According to Talmudic teachings, ‘we do not see things as they are. We see things as we are.’ A belief is like a pair of sunglasses…. When we look at life through it, it is difficult to convince ourselves that what we are seeing is not real, for with sunglasses on, life looks green to us.. Knowing what is real requires that we remember that we are wearing sunglasses, and that we can take them off. One of the great moments in life is the moment when we recognize we have them on in the first place. Then freedom is very close to us. It is a moment of great power.”]

On the Many Meanings of Church:

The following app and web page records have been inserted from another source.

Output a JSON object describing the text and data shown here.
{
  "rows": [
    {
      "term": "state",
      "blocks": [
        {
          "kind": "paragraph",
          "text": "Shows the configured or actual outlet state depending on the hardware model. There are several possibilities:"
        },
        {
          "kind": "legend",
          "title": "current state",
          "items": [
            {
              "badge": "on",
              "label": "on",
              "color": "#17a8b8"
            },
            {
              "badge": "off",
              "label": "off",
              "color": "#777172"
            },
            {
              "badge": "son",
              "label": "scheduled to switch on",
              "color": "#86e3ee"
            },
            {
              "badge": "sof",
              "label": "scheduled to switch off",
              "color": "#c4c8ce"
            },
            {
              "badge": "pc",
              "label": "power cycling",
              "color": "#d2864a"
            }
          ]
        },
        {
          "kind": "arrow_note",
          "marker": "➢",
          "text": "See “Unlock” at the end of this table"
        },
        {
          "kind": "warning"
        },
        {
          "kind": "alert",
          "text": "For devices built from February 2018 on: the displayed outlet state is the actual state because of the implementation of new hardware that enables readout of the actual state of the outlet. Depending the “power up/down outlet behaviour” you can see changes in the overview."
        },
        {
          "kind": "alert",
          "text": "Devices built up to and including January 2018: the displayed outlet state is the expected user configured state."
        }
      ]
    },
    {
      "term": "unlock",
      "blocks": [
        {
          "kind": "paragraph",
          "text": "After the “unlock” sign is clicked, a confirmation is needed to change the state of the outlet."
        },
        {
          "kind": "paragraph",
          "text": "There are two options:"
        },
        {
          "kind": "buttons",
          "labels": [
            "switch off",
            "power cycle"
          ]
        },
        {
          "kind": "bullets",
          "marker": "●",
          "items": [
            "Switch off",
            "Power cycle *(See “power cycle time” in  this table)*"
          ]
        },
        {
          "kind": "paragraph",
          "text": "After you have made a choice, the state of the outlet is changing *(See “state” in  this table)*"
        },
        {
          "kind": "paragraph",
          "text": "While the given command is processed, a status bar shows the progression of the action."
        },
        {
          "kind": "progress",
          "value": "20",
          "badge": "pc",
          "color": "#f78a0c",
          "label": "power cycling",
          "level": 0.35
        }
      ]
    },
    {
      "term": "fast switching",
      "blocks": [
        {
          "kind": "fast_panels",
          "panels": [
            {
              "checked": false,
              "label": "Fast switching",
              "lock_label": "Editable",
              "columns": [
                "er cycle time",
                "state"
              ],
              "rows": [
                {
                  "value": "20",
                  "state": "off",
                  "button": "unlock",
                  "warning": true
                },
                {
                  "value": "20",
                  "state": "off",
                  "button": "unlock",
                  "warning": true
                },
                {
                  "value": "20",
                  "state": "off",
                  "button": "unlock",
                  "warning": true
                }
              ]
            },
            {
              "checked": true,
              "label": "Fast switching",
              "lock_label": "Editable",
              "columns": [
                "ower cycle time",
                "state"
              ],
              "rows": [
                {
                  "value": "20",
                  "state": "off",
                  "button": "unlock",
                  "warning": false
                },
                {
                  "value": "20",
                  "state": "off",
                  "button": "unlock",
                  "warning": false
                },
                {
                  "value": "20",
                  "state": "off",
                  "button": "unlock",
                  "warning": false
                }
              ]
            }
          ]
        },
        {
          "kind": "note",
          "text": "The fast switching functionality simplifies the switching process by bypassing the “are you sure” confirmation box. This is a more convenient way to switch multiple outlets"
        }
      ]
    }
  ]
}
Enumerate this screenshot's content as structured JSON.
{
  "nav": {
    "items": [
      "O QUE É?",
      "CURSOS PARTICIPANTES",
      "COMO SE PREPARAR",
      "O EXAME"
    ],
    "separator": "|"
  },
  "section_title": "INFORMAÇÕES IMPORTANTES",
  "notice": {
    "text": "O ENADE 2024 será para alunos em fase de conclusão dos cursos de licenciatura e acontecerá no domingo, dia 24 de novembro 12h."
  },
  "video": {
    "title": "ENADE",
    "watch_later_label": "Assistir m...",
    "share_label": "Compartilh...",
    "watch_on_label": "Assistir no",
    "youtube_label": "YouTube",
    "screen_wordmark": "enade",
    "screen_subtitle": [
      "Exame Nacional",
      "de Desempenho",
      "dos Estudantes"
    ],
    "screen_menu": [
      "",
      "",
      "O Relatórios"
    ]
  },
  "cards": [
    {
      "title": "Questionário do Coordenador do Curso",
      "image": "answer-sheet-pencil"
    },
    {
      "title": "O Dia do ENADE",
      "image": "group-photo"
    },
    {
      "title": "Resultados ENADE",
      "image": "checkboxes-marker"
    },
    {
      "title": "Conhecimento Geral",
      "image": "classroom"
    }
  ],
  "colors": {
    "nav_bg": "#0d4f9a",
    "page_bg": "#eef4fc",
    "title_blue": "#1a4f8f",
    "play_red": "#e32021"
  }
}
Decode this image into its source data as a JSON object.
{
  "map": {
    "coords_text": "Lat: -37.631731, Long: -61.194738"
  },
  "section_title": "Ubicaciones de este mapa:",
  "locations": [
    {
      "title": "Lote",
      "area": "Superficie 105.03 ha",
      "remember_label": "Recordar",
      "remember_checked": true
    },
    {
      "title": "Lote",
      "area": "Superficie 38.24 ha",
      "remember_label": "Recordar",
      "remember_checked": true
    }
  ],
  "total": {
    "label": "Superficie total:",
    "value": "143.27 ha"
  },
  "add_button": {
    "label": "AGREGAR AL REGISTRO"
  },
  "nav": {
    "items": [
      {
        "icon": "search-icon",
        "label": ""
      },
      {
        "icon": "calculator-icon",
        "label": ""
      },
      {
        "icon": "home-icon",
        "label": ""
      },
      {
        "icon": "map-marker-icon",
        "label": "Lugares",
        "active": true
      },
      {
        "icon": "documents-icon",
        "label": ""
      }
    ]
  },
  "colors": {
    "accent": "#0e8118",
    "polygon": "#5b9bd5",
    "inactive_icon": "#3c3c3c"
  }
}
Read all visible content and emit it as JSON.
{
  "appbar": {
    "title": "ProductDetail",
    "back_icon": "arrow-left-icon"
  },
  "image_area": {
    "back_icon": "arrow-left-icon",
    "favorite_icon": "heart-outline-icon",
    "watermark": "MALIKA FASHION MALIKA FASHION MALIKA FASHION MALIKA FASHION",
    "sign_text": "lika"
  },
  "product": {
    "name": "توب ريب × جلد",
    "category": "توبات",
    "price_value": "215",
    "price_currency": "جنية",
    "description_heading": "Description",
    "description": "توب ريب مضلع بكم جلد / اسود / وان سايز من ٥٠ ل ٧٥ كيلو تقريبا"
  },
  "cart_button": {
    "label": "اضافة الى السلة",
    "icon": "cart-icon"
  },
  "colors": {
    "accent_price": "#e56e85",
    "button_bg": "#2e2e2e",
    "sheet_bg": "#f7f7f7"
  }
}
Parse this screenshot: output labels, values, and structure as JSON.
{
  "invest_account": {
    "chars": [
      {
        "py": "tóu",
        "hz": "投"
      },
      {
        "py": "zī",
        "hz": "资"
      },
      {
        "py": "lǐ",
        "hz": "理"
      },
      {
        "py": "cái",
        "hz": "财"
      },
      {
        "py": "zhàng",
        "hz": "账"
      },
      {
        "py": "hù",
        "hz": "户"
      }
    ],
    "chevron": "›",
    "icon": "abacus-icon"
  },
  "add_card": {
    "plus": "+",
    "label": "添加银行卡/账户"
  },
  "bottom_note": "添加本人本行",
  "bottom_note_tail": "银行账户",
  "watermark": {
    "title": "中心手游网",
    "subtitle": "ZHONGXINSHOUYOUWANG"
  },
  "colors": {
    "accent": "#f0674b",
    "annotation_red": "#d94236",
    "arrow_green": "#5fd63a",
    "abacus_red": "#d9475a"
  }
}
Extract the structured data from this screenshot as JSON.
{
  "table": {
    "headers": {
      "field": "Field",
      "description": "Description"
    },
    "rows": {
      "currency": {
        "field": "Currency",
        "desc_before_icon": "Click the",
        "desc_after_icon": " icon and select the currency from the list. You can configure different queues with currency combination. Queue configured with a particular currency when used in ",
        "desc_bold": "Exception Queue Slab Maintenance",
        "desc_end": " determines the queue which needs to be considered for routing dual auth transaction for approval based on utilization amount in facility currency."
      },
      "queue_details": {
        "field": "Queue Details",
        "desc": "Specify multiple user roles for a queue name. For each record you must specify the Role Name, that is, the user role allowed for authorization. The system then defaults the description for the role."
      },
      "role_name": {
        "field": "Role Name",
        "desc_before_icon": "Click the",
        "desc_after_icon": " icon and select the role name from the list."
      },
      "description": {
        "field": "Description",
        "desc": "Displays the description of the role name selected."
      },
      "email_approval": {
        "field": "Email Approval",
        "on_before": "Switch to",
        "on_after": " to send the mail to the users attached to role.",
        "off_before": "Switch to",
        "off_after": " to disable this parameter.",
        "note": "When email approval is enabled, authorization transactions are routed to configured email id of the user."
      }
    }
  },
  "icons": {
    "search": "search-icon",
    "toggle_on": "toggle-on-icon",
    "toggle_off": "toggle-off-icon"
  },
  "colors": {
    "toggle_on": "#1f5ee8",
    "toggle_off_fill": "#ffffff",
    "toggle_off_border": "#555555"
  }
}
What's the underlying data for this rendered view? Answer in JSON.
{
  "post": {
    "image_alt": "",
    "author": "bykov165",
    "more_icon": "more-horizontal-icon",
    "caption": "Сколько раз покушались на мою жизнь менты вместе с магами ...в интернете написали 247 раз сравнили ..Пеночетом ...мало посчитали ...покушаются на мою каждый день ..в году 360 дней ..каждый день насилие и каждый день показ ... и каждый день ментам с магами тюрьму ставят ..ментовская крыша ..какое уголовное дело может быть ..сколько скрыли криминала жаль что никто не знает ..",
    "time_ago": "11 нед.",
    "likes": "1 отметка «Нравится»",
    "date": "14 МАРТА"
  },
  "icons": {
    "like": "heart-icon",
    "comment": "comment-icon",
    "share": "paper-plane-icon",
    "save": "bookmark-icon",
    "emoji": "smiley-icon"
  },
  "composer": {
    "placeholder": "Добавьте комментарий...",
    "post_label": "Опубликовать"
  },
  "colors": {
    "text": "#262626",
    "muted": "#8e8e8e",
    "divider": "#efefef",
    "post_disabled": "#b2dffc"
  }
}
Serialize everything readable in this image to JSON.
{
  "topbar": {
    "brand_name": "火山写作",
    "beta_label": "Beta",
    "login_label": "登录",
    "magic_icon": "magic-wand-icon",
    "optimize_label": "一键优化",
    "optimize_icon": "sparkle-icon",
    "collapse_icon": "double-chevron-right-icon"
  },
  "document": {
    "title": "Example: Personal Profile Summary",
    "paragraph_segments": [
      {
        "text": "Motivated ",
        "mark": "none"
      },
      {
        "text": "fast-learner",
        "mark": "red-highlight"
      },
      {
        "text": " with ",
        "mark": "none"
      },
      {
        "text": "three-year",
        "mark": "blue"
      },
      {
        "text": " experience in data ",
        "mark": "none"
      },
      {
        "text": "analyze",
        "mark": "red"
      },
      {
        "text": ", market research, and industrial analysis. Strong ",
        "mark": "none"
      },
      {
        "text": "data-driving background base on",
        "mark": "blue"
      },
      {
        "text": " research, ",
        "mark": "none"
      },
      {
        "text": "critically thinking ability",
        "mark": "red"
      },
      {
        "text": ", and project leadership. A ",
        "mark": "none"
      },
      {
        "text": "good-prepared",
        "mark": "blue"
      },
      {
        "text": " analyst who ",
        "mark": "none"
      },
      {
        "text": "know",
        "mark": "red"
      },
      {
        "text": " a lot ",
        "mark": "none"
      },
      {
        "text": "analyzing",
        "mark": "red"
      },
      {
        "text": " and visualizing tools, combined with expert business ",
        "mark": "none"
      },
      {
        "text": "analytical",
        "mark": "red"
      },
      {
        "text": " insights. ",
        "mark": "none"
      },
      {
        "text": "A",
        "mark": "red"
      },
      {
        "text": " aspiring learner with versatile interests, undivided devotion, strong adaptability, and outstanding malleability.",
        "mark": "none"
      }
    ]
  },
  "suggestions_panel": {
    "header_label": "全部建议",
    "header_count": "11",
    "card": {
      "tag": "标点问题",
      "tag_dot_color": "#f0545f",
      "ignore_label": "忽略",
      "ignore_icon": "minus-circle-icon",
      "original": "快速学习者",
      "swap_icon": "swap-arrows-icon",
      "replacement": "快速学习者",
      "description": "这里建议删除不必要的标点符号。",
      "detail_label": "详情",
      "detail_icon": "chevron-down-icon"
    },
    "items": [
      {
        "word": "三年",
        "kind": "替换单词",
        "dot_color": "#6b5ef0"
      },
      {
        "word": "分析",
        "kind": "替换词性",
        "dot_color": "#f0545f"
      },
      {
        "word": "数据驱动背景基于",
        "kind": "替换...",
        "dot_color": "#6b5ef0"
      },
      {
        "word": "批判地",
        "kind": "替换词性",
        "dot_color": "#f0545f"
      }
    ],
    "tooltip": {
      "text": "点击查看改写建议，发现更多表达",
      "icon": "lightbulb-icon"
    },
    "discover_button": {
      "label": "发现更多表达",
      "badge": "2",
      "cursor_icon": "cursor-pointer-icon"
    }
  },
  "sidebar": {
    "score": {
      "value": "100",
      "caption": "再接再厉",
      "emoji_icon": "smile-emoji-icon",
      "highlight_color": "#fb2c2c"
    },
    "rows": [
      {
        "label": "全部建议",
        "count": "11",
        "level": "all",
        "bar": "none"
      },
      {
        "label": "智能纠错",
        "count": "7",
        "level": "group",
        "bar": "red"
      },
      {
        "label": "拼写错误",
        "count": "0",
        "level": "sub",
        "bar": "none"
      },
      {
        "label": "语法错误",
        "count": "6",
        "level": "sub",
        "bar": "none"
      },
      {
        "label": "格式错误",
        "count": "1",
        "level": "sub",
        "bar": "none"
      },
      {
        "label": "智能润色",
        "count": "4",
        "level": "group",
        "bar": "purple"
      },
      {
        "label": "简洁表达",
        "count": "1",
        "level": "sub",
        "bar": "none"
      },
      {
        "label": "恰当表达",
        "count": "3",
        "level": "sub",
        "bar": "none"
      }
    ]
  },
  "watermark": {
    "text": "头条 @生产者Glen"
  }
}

Count Leo Tolstoy offered this definition of church, and of the Spirit and where we will find it. He said:
[The church is composed of people who are united, not by creed or sacrament, but by deeds of truth and love. And whether this Spirit-filled church is large or small, it shall never perish, for such is a true church that unites the hearts and minds of all whom it serves.]

From a contemporary Buddhist poet, Ngoma Uhura: a poem entitled “Nia”

From the books you read, from the news you know, from the word you give, build where you are.

Nia is purpose, Nia is greatness, Nia, build where you are, Nia, do what must be done.

In the town you live, on the block you stay, In the time you spend, build where you are.

On the job you work, with the money you earn, with the food you eat, build where you are.

In the men you birth, in the women you raise, in the family you know, build where you are.

In the church you go, or the temple inside you, in the faith you keep, build where you are.

“She(Shug) say, “Celle, tell the truth, have you ever found God in a church?’ I never did. I just found a bunch of folks hoping for him to show. Any God I ever felt in church I brought in with me. And I think all the other folks did, too. They come to church to share God, not find God.”
Alice Walker The Color Purple